2003-04 is when hard rock bands like Evanescence, Trapt, Lostprophets, and Crossfade broke into top 40 radio.

Between 2005 and 2007 is when you had a lot of dirty south style rap artists breaking top 40 radio like D4L, MIMS, Yung Joc, and Lil' Jon.

2008 was the year of Pop&B with Chris Brown, Rihanna, and Usher dominating pop radio.

Ever since Lady Gaga's prominence in 2009, radio has sounded a lot like this.

Why? Putting a sociopolitical spin on it, the recession hit the US in late 2008 really hard and we're just now starting to get back to some semblance of normalcy.

Dance music seems to be the perfect escape music, so it's not entirely surprising to have seen acts like Taio Cruz and LMFAO dominate the Top 40 scene. Even songs that weren't meant to be dance songs in the first place are getting remade for the floor and are getting a lot of airplay, such as Adele's Someone Like You.

It's gotten to the point where other genres of music have had to adapt to the dance craze. Jay-Z & Kanye West's Watch the Throne project released the dubstep flavored "N**gas in Paris" as a single and Korn put out an entire album influenced by dubstep, The Path of Totality, last year. Add the three Grammies that dubGod Skrillex won a couple of weeks ago and it seems like this dance influenced pop music is here to stay for a little while.

Wednesday, February 15, 2012

Why I Am Not "Team Breezy".

Three years ago, the world was shocked to find out that clean cut R&B/pop superstar Chris Brown beat fellow R&B/pop superstar and girlfriend Rihanna in a car in Los Angeles before the 2009 Grammy Awards. The extent of the felony mentioned in the link made it all the more shocking.

This past Sunday, after a successful run with his F.A.M.E. album, he won his first Grammy in 11 career nominations for the Best R&B Album.

As Chris Brown preps a new album called Fortune with new single "Turn Up the Music" already burning up Top 40 radio, he is facing yet another public backlash for the incident.

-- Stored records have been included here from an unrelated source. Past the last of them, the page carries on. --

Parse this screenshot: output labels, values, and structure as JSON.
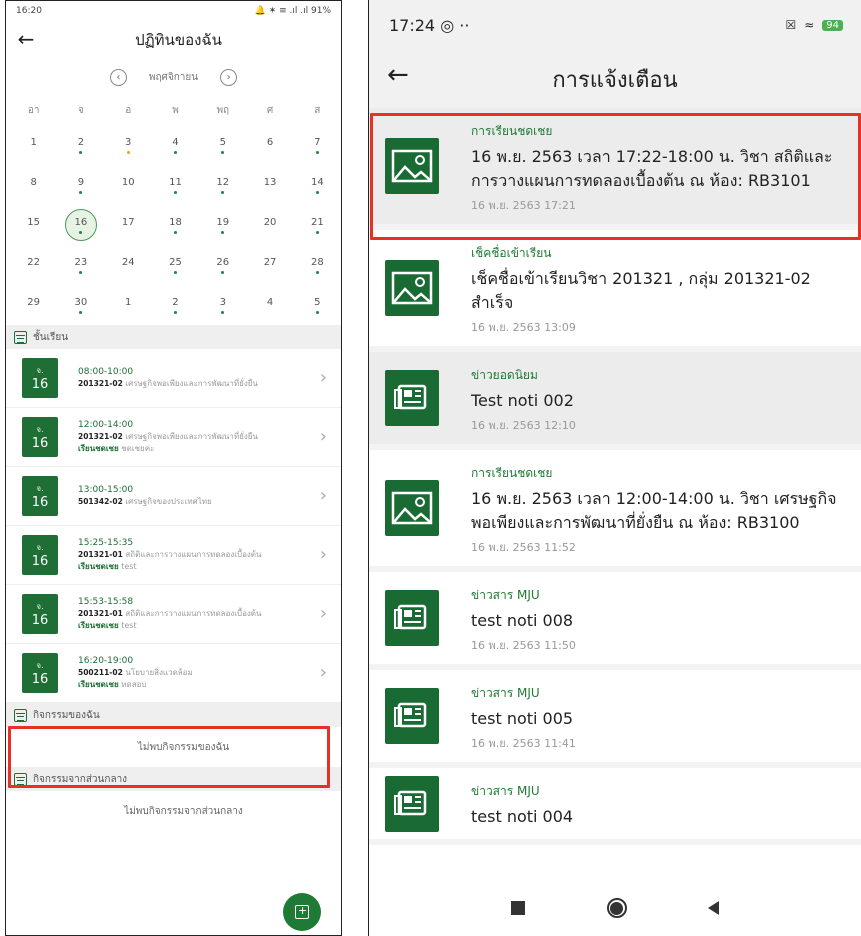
{
  "left": {
    "status_time": "16:20",
    "status_icons": "🔔 ✶ ≡ .ıl .ıl 91%",
    "title": "ปฏิทินของฉัน",
    "month": "พฤศจิกายน",
    "weekdays": [
      "อา",
      "จ",
      "อ",
      "พ",
      "พฤ",
      "ศ",
      "ส"
    ],
    "days": [
      {
        "n": "1",
        "dot": ""
      },
      {
        "n": "2",
        "dot": "g"
      },
      {
        "n": "3",
        "dot": "o"
      },
      {
        "n": "4",
        "dot": "g"
      },
      {
        "n": "5",
        "dot": "g"
      },
      {
        "n": "6",
        "dot": ""
      },
      {
        "n": "7",
        "dot": "g"
      },
      {
        "n": "8",
        "dot": ""
      },
      {
        "n": "9",
        "dot": "g"
      },
      {
        "n": "10",
        "dot": ""
      },
      {
        "n": "11",
        "dot": "g"
      },
      {
        "n": "12",
        "dot": "g"
      },
      {
        "n": "13",
        "dot": ""
      },
      {
        "n": "14",
        "dot": "g"
      },
      {
        "n": "15",
        "dot": ""
      },
      {
        "n": "16",
        "dot": "g",
        "sel": true
      },
      {
        "n": "17",
        "dot": ""
      },
      {
        "n": "18",
        "dot": "g"
      },
      {
        "n": "19",
        "dot": "g"
      },
      {
        "n": "20",
        "dot": ""
      },
      {
        "n": "21",
        "dot": "g"
      },
      {
        "n": "22",
        "dot": ""
      },
      {
        "n": "23",
        "dot": "g"
      },
      {
        "n": "24",
        "dot": ""
      },
      {
        "n": "25",
        "dot": "g"
      },
      {
        "n": "26",
        "dot": "g"
      },
      {
        "n": "27",
        "dot": ""
      },
      {
        "n": "28",
        "dot": "g"
      },
      {
        "n": "29",
        "dot": ""
      },
      {
        "n": "30",
        "dot": "g"
      },
      {
        "n": "1",
        "dot": ""
      },
      {
        "n": "2",
        "dot": "g"
      },
      {
        "n": "3",
        "dot": "g"
      },
      {
        "n": "4",
        "dot": ""
      },
      {
        "n": "5",
        "dot": "g"
      }
    ],
    "section_classes": "ชั้นเรียน",
    "classes": [
      {
        "day": "จ.",
        "date": "16",
        "time": "08:00-10:00",
        "code": "201321-02",
        "name": "เศรษฐกิจพอเพียงและการพัฒนาที่ยั่งยืน",
        "mk": "",
        "note": ""
      },
      {
        "day": "จ.",
        "date": "16",
        "time": "12:00-14:00",
        "code": "201321-02",
        "name": "เศรษฐกิจพอเพียงและการพัฒนาที่ยั่งยืน",
        "mk": "เรียนชดเชย",
        "note": "ชดเชยค่ะ"
      },
      {
        "day": "จ.",
        "date": "16",
        "time": "13:00-15:00",
        "code": "501342-02",
        "name": "เศรษฐกิจของประเทศไทย",
        "mk": "",
        "note": ""
      },
      {
        "day": "จ.",
        "date": "16",
        "time": "15:25-15:35",
        "code": "201321-01",
        "name": "สถิติและการวางแผนการทดลองเบื้องต้น",
        "mk": "เรียนชดเชย",
        "note": "test"
      },
      {
        "day": "จ.",
        "date": "16",
        "time": "15:53-15:58",
        "code": "201321-01",
        "name": "สถิติและการวางแผนการทดลองเบื้องต้น",
        "mk": "เรียนชดเชย",
        "note": "test"
      },
      {
        "day": "จ.",
        "date": "16",
        "time": "16:20-19:00",
        "code": "500211-02",
        "name": "นโยบายสิ่งแวดล้อม",
        "mk": "เรียนชดเชย",
        "note": "ทดสอบ"
      }
    ],
    "section_activities": "กิจกรรมของฉัน",
    "empty_activities": "ไม่พบกิจกรรมของฉัน",
    "section_central": "กิจกรรมจากส่วนกลาง",
    "empty_central": "ไม่พบกิจกรรมจากส่วนกลาง"
  },
  "right": {
    "status_time": "17:24",
    "battery": "94",
    "title": "การแจ้งเตือน",
    "notifications": [
      {
        "icon": "image-icon",
        "cat": "การเรียนชดเชย",
        "msg": "16 พ.ย. 2563 เวลา 17:22-18:00 น. วิชา สถิติและการวางแผนการทดลองเบื้องต้น ณ ห้อง: RB3101",
        "date": "16 พ.ย. 2563 17:21",
        "shade": true
      },
      {
        "icon": "image-icon",
        "cat": "เช็คชื่อเข้าเรียน",
        "msg": "เช็คชื่อเข้าเรียนวิชา 201321 , กลุ่ม 201321-02 สำเร็จ",
        "date": "16 พ.ย. 2563 13:09",
        "shade": false
      },
      {
        "icon": "news-icon",
        "cat": "ข่าวยอดนิยม",
        "msg": "Test noti 002",
        "date": "16 พ.ย. 2563 12:10",
        "shade": true
      },
      {
        "icon": "image-icon",
        "cat": "การเรียนชดเชย",
        "msg": "16 พ.ย. 2563 เวลา 12:00-14:00 น. วิชา เศรษฐกิจพอเพียงและการพัฒนาที่ยั่งยืน ณ ห้อง: RB3100",
        "date": "16 พ.ย. 2563 11:52",
        "shade": false
      },
      {
        "icon": "news-icon",
        "cat": "ข่าวสาร MJU",
        "msg": "test noti 008",
        "date": "16 พ.ย. 2563 11:50",
        "shade": false
      },
      {
        "icon": "news-icon",
        "cat": "ข่าวสาร MJU",
        "msg": "test noti 005",
        "date": "16 พ.ย. 2563 11:41",
        "shade": false
      },
      {
        "icon": "news-icon",
        "cat": "ข่าวสาร MJU",
        "msg": "test noti 004",
        "date": "",
        "shade": false
      }
    ]
  },
  "colors": {
    "green": "#1e6e35",
    "highlight": "#e53224"
  }
}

Why? Because, simply put, he's never learned his lesson.

First off, no one hates him 'cause he's got a Grammy. They hate him because he admitted his guilt and never learned the error of his ways. He never got the punishment that fit the crime. For a punch in the face, he got a slap on the wrist.

People can hate on what Tiger Woods did, but what he did was not illegal, just immoral.

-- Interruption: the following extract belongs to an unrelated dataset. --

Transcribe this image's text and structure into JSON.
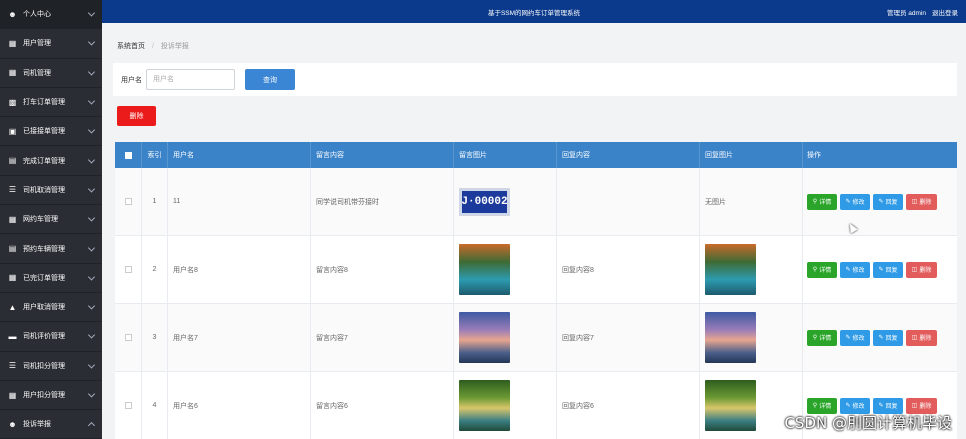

People can hate on what Michael Vick did, but he actually served time in prison and cost himself two full years of football in the process. He had to work really hard to come back to the level of prominence that he had before the dogfighting charges.

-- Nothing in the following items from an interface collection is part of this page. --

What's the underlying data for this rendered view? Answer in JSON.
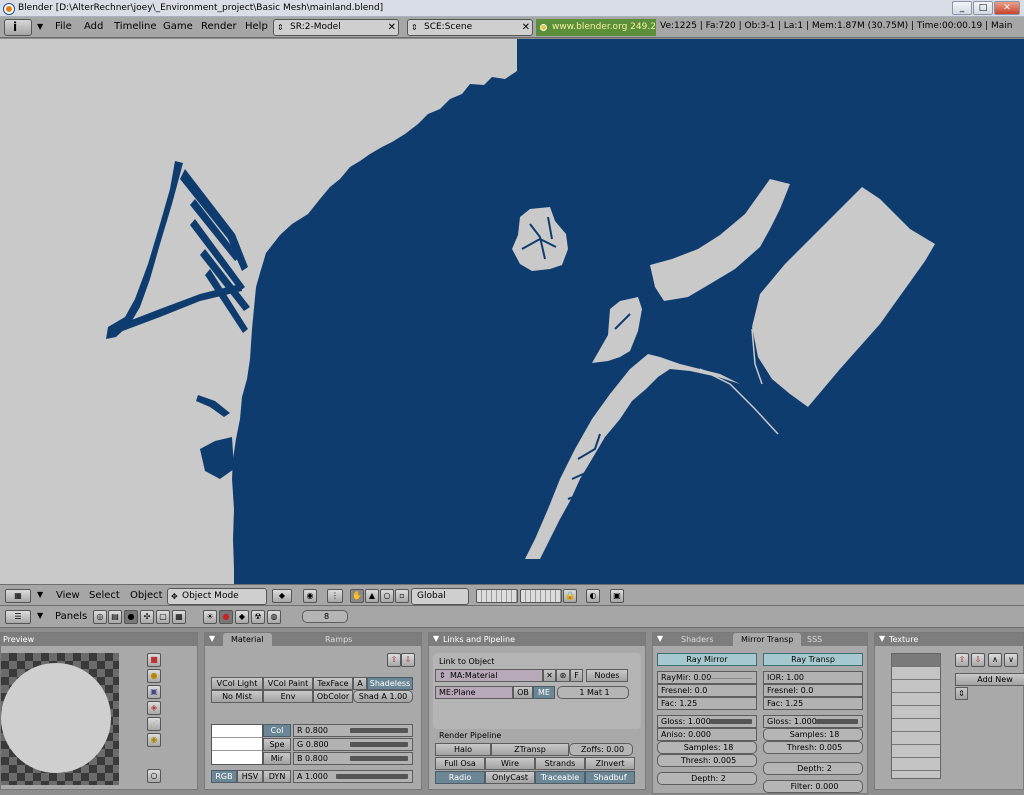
{
  "window": {
    "title": "Blender [D:\\AlterRechner\\joey\\_Environment_project\\Basic Mesh\\mainland.blend]",
    "controls": [
      "_",
      "□",
      "✕"
    ]
  },
  "infobar": {
    "menus": [
      "File",
      "Add",
      "Timeline",
      "Game",
      "Render",
      "Help"
    ],
    "screen": "SR:2-Model",
    "scene": "SCE:Scene",
    "url": "www.blender.org 249.2",
    "stats": "Ve:1225 | Fa:720 | Ob:3-1 | La:1  | Mem:1.87M (30.75M) | Time:00:00.19 | Main"
  },
  "view_header": {
    "menus": [
      "View",
      "Select",
      "Object"
    ],
    "mode": "Object Mode",
    "orientation": "Global"
  },
  "buttons_header": {
    "label": "Panels",
    "frame": "8"
  },
  "preview": {
    "title": "Preview"
  },
  "material_panel": {
    "tab_active": "Material",
    "tab_other": "Ramps",
    "row1": [
      "VCol Light",
      "VCol Paint",
      "TexFace",
      "A",
      "Shadeless"
    ],
    "row2": [
      "No Mist",
      "Env",
      "ObColor",
      "Shad A 1.00"
    ],
    "color_buttons": [
      "Col",
      "Spe",
      "Mir"
    ],
    "rgb": [
      "R 0.800",
      "G 0.800",
      "B 0.800"
    ],
    "modes": [
      "RGB",
      "HSV",
      "DYN"
    ],
    "alpha": "A 1.000",
    "alpha_value": 1.0,
    "rgb_values": [
      0.8,
      0.8,
      0.8
    ]
  },
  "links_panel": {
    "title": "Links and Pipeline",
    "link_label": "Link to Object",
    "material": "MA:Material",
    "f": "F",
    "nodes": "Nodes",
    "mesh": "ME:Plane",
    "ob": "OB",
    "me": "ME",
    "mat_index": "1 Mat 1",
    "pipeline_label": "Render Pipeline",
    "pipe_row1": [
      "Halo",
      "ZTransp",
      "Zoffs: 0.00"
    ],
    "pipe_row2": [
      "Full Osa",
      "Wire",
      "Strands",
      "ZInvert"
    ],
    "pipe_row3": [
      "Radio",
      "OnlyCast",
      "Traceable",
      "Shadbuf"
    ]
  },
  "shaders_panel": {
    "tab_inactive": "Shaders",
    "tab_active": "Mirror Transp",
    "tab_other": "SSS",
    "ray_mirror": "Ray Mirror",
    "ray_transp": "Ray Transp",
    "left": [
      "RayMir: 0.00",
      "Fresnel: 0.0",
      "Fac: 1.25",
      "Gloss: 1.000",
      "Aniso: 0.000",
      "Samples: 18",
      "Thresh: 0.005",
      "Depth: 2"
    ],
    "right": [
      "IOR: 1.00",
      "Fresnel: 0.0",
      "Fac: 1.25",
      "Gloss: 1.000",
      "Samples: 18",
      "Thresh: 0.005",
      "Depth: 2",
      "Filter: 0.000"
    ]
  },
  "texture_panel": {
    "title": "Texture",
    "add_new": "Add New"
  }
}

What Chris Brown did was so severe, that he could have earned himself four years in prison, which would have meant that Graffiti, F.A.M.E. and now the upcoming Fortune, would have likely never been released.

After his sentencing though, he was able to continue his career and still managed to put out an album (Graffiti) by the end of 2009. Despite the album being critically panned, he still earned two Grammy nominations and a debut sales week of over 100,000 copies.

Chris Brown then started to get on a roll. Deuces, the first single from F.A.M.E. earned praise back from his fans and music critics. He earned some of the most successful singles of his career, including the extremely popular song Look At Me Now, a song that earned Karmin a recording contract because of their cover.

Chris Brown was at the top of his game again and then his appearance on Good Morning America proved that he had not been given the right punishment.

It should have been expected that Chris Brown was going to face some questions about the Grammy incident. In fact, from the day of the initial report and on, it will define every aspect of his career.

Chris Brown doesn't seem to understand that and continues to lash out at his "haters". Even worse is that his fans feed his ego and his "hater" mentality by mitigating, condoning, and worse, making a joke of what he did.

No, it's NOT OK. That's why people hate on him in the first place. His talent does not make him immune from his actions.

At least since early 2011, it's been rumored that Chris Brown and Rihanna have come back together. If he slips just once into that abusive behavior that got him in trouble in the first place, we'll see how quick the world is to forgive his actions a second time.